**WORK TO COMPLETE**
Within the material below, find each line bearing the word "mechanitis" and present it.

*** Opening DATA TO USE ***

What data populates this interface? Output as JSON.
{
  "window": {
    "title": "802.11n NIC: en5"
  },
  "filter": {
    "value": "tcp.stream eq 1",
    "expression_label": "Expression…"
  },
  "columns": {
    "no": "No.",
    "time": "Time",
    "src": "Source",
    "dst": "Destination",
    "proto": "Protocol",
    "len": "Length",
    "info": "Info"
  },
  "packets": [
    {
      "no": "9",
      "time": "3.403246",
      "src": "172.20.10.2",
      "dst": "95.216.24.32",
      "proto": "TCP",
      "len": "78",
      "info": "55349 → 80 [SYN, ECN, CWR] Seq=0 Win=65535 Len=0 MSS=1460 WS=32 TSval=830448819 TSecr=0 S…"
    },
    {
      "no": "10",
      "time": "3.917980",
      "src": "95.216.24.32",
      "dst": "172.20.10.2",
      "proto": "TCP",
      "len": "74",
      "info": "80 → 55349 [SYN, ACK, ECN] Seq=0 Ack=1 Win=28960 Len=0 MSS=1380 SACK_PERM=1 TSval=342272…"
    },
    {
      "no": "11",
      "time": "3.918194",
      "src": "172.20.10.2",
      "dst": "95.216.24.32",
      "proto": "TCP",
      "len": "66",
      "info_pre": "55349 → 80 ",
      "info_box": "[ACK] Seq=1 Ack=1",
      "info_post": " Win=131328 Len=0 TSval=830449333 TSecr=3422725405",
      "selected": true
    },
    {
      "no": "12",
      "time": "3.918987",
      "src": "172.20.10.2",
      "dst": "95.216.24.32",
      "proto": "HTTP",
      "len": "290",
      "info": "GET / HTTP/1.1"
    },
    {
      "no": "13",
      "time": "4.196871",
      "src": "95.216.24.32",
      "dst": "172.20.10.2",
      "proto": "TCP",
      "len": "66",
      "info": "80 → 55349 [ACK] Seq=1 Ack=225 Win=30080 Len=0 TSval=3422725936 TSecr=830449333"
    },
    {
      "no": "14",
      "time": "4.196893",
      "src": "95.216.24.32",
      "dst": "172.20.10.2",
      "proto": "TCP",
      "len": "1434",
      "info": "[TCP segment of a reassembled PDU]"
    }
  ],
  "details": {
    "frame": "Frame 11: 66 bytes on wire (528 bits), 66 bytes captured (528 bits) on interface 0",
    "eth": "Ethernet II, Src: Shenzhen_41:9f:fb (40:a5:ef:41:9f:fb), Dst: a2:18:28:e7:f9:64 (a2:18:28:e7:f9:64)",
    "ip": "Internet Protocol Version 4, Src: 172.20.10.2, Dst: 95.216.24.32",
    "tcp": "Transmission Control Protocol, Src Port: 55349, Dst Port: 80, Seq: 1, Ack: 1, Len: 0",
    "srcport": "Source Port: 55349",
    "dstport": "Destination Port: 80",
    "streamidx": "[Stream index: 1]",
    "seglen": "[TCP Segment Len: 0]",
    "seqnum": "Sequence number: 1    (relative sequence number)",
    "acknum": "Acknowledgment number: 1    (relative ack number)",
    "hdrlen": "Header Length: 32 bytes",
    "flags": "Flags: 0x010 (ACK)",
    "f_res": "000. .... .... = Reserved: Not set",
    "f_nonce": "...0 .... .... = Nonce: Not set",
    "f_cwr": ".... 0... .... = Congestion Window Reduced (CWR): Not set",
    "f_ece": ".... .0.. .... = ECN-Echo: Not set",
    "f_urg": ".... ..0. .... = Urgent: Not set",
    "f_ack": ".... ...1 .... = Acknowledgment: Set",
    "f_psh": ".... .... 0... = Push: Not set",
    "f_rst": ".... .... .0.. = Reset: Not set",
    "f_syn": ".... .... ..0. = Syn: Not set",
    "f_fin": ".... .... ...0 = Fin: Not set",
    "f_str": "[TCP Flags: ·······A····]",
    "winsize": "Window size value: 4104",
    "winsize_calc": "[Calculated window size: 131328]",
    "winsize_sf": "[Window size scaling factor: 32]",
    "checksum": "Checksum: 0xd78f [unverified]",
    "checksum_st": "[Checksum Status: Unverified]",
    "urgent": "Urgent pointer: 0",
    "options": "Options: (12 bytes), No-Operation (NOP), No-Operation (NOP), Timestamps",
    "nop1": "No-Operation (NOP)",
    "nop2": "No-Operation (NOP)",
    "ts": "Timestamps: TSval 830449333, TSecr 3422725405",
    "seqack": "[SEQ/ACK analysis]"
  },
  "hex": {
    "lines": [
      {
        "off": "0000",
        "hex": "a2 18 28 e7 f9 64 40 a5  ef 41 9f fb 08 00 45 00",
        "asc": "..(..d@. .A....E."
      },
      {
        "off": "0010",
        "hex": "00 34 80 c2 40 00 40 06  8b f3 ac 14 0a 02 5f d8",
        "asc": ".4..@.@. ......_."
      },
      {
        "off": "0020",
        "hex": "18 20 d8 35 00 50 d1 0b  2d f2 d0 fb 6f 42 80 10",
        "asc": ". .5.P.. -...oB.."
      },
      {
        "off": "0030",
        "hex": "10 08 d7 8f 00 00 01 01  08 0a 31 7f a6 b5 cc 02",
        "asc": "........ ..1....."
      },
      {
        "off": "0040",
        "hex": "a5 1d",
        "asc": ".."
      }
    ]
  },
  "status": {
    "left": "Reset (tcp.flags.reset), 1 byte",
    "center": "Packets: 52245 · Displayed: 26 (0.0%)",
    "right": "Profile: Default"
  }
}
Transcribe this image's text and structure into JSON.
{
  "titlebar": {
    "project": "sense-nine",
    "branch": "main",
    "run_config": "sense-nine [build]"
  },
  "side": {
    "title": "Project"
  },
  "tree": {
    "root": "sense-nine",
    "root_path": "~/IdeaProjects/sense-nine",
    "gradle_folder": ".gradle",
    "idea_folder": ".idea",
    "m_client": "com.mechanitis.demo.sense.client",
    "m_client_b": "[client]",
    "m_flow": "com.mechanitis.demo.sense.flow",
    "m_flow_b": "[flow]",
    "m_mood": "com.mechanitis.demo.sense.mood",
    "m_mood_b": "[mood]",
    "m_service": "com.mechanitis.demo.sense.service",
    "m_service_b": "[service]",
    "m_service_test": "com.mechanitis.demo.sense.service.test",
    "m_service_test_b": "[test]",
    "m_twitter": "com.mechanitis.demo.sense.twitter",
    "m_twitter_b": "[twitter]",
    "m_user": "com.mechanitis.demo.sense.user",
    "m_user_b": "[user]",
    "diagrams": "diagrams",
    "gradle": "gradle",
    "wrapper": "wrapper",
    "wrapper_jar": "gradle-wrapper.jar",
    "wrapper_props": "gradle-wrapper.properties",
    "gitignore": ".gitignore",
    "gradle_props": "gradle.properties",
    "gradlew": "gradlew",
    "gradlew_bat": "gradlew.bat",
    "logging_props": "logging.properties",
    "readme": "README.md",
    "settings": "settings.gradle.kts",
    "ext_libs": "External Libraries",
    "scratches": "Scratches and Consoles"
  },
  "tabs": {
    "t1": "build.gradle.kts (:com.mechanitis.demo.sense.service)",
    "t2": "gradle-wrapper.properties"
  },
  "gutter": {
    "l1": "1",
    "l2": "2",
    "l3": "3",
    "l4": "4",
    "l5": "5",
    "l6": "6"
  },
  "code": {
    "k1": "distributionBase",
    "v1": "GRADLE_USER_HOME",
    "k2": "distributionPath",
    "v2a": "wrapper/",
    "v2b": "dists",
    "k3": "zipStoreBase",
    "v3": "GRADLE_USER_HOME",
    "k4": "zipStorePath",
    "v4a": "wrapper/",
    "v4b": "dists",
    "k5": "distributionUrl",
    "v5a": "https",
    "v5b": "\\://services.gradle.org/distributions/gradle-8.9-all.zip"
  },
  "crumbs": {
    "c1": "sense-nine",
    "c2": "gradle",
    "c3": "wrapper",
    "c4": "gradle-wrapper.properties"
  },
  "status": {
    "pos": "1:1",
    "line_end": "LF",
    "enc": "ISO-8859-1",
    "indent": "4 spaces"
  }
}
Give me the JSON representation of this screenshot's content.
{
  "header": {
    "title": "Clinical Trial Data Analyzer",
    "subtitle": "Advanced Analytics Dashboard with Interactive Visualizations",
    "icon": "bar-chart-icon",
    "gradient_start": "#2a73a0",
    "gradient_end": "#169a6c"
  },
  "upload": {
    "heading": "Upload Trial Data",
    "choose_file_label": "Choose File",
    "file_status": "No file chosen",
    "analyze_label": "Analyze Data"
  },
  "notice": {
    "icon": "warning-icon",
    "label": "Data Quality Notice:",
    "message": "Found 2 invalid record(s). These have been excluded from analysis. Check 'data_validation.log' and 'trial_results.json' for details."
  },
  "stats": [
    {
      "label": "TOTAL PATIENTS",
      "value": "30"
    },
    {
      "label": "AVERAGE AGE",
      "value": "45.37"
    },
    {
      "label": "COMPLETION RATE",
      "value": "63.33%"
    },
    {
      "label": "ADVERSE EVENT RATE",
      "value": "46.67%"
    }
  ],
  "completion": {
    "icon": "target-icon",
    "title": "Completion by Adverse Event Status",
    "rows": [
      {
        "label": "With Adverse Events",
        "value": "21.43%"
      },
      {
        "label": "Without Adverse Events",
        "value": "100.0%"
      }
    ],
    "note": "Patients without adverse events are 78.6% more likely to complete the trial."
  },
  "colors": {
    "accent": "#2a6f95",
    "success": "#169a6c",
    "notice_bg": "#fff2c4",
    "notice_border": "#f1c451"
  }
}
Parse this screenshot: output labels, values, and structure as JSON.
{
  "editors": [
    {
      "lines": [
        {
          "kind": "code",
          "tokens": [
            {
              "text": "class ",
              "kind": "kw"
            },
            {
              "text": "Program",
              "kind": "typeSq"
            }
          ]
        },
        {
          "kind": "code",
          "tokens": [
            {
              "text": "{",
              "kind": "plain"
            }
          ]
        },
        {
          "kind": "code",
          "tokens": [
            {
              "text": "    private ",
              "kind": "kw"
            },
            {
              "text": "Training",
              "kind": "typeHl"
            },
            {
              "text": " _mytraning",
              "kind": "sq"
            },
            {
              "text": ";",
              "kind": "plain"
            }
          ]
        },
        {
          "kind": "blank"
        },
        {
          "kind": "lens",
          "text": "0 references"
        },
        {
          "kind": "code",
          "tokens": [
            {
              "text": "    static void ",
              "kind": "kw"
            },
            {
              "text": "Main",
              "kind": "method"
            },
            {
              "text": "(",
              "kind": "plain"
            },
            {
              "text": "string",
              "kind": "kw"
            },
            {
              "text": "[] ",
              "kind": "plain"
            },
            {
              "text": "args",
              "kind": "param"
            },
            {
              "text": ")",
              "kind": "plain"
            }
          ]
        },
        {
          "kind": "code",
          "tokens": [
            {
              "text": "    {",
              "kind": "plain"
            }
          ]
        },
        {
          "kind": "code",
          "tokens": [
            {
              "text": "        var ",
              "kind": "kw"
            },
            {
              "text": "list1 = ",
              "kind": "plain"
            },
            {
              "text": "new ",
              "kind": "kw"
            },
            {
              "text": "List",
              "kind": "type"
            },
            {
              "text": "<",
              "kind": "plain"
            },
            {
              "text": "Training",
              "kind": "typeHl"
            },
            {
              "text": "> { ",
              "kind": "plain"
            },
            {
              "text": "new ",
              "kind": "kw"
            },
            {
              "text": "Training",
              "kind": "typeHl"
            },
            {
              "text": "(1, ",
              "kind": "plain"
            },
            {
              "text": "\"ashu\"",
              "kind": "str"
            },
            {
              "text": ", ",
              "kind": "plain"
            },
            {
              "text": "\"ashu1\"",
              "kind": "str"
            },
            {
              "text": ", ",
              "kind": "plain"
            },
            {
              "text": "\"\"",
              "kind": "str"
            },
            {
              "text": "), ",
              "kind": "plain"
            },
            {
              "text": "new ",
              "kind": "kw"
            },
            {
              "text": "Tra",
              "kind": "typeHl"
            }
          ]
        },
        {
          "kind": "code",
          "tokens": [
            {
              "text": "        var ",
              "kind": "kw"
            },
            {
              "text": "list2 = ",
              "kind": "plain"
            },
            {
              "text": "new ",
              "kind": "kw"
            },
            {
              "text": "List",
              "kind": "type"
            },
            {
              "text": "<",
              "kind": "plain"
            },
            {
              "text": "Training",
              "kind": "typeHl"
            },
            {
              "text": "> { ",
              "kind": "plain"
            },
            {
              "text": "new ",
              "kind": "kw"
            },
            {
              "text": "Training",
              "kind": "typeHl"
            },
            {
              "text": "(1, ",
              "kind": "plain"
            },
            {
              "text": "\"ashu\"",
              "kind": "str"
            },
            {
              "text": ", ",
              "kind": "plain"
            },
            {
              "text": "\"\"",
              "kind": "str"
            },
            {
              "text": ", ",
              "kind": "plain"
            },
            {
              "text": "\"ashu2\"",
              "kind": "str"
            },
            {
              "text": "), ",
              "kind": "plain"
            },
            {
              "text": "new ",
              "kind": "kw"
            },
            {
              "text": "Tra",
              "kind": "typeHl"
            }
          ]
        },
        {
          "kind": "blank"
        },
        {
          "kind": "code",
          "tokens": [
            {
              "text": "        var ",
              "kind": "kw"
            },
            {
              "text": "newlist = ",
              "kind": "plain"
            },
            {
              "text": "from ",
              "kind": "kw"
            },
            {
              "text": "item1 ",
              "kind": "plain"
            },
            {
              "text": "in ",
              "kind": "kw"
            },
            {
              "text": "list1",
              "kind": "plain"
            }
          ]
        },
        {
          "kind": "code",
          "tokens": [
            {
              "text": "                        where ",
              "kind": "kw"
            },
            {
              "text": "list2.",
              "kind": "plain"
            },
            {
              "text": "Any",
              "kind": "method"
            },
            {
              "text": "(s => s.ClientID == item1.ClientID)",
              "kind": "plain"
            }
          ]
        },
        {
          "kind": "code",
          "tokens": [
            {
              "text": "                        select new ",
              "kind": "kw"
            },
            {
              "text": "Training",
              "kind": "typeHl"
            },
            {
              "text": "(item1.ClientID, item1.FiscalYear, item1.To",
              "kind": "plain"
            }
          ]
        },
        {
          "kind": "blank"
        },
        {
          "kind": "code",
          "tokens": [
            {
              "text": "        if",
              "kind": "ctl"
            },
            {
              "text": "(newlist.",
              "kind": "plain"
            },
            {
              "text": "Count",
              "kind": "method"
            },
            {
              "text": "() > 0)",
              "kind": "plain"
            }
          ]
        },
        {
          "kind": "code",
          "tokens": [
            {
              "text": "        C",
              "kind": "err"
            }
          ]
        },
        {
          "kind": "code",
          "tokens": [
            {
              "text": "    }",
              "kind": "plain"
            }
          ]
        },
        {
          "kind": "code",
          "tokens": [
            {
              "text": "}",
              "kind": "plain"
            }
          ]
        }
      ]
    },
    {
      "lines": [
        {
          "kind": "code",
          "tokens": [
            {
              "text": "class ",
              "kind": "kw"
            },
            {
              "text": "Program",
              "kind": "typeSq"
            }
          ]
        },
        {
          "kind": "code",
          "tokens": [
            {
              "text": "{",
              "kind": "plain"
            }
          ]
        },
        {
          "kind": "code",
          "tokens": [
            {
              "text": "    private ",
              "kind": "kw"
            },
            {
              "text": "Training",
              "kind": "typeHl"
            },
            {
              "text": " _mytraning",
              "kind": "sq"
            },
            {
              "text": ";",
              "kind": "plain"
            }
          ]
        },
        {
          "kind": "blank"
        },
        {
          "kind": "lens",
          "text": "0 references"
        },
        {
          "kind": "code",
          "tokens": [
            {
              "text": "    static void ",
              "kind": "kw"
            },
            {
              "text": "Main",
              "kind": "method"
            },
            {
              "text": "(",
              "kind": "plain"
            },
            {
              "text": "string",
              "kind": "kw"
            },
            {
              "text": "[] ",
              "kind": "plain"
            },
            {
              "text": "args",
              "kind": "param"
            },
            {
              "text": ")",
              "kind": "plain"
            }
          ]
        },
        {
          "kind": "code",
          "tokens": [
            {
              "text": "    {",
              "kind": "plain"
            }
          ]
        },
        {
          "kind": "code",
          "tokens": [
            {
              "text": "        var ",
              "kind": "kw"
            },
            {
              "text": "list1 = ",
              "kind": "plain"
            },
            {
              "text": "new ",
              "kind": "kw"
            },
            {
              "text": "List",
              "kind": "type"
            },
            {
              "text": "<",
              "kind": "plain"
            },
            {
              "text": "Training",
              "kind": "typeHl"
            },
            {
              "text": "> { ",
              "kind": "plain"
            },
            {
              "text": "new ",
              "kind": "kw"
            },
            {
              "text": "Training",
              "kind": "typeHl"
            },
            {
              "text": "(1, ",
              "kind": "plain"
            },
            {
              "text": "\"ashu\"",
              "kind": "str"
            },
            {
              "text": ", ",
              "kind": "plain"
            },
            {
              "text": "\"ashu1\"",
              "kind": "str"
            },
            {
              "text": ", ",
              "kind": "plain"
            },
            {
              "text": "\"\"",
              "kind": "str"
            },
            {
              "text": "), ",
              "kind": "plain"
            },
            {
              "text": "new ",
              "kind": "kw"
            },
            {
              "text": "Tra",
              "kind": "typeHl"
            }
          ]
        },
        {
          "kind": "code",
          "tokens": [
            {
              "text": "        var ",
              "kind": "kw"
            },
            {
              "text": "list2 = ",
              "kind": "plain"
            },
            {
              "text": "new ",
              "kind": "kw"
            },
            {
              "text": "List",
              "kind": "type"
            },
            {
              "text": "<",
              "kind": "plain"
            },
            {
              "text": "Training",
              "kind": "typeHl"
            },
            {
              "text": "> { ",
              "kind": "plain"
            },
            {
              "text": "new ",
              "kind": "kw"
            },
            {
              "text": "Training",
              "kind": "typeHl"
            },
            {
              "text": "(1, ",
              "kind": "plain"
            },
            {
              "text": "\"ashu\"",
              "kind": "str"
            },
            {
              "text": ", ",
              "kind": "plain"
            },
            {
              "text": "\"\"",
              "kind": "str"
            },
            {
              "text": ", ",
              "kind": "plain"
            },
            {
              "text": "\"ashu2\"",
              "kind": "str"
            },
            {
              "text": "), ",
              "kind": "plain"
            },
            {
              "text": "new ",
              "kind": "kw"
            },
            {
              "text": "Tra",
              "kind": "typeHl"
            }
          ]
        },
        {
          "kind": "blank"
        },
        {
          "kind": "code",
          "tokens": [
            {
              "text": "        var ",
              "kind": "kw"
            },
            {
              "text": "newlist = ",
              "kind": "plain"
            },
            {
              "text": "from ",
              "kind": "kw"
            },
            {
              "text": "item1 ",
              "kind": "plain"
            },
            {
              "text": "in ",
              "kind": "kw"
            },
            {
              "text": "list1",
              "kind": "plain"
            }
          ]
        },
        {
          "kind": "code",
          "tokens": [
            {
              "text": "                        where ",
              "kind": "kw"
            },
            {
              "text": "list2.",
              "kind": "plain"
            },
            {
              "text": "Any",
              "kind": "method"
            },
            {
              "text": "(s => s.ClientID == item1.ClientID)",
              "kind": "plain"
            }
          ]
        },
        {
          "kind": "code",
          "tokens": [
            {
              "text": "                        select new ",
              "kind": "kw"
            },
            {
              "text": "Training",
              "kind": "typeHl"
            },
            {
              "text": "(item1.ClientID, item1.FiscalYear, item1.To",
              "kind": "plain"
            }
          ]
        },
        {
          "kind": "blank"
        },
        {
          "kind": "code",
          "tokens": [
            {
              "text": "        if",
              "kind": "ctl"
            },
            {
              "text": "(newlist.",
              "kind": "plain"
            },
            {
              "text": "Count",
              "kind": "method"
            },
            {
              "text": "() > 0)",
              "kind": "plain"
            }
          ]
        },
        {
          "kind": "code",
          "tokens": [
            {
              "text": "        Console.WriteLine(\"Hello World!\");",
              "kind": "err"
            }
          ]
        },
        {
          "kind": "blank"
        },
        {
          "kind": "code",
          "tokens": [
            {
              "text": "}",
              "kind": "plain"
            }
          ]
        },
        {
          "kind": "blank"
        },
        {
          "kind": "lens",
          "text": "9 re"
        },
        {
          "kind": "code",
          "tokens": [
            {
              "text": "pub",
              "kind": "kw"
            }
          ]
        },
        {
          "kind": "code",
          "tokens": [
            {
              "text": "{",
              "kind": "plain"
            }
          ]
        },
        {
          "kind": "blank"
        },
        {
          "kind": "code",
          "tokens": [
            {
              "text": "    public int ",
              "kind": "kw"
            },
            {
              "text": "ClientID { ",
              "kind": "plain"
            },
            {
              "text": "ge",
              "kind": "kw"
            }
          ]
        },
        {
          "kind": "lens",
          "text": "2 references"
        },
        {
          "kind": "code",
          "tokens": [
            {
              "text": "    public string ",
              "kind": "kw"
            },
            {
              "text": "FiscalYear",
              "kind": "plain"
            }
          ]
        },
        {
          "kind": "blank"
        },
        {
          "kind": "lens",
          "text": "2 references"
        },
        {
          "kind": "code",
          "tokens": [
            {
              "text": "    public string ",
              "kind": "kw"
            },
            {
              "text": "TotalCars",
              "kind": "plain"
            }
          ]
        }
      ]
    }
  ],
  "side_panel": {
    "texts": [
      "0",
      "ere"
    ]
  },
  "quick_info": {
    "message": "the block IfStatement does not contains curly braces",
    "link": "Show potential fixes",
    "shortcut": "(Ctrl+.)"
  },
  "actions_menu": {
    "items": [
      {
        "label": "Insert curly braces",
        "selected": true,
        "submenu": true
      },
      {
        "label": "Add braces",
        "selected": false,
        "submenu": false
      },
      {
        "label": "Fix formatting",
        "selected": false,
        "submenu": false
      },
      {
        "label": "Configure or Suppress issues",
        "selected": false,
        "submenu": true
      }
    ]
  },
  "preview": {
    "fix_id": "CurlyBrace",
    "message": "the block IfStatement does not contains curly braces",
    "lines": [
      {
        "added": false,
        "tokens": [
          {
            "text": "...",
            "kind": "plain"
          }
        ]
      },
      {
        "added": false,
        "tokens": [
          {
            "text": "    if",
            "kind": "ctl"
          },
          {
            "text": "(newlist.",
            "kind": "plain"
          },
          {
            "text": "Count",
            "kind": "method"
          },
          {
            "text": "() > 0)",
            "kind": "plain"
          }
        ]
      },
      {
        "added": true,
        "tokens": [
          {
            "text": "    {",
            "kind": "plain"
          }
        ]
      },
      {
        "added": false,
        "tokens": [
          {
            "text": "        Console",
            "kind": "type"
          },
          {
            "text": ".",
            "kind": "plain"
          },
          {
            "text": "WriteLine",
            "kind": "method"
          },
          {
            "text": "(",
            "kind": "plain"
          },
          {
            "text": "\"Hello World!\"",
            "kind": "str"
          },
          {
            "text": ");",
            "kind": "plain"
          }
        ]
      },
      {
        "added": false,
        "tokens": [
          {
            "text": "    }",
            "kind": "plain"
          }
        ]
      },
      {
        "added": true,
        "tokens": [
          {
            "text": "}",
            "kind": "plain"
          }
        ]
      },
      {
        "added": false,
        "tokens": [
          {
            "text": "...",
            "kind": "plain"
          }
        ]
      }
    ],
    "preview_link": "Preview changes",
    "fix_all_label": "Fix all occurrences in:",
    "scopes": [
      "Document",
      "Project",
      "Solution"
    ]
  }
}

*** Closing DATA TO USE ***

**RESULT BELOW**
    "m_client": "com.mechanitis.demo.sense.client",
    "m_flow": "com.mechanitis.demo.sense.flow",
    "m_mood": "com.mechanitis.demo.sense.mood",
    "m_service": "com.mechanitis.demo.sense.service",
    "m_service_test": "com.mechanitis.demo.sense.service.test",
    "m_twitter": "com.mechanitis.demo.sense.twitter",
    "m_user": "com.mechanitis.demo.sense.user",
    "t1": "build.gradle.kts (:com.mechanitis.demo.sense.service)",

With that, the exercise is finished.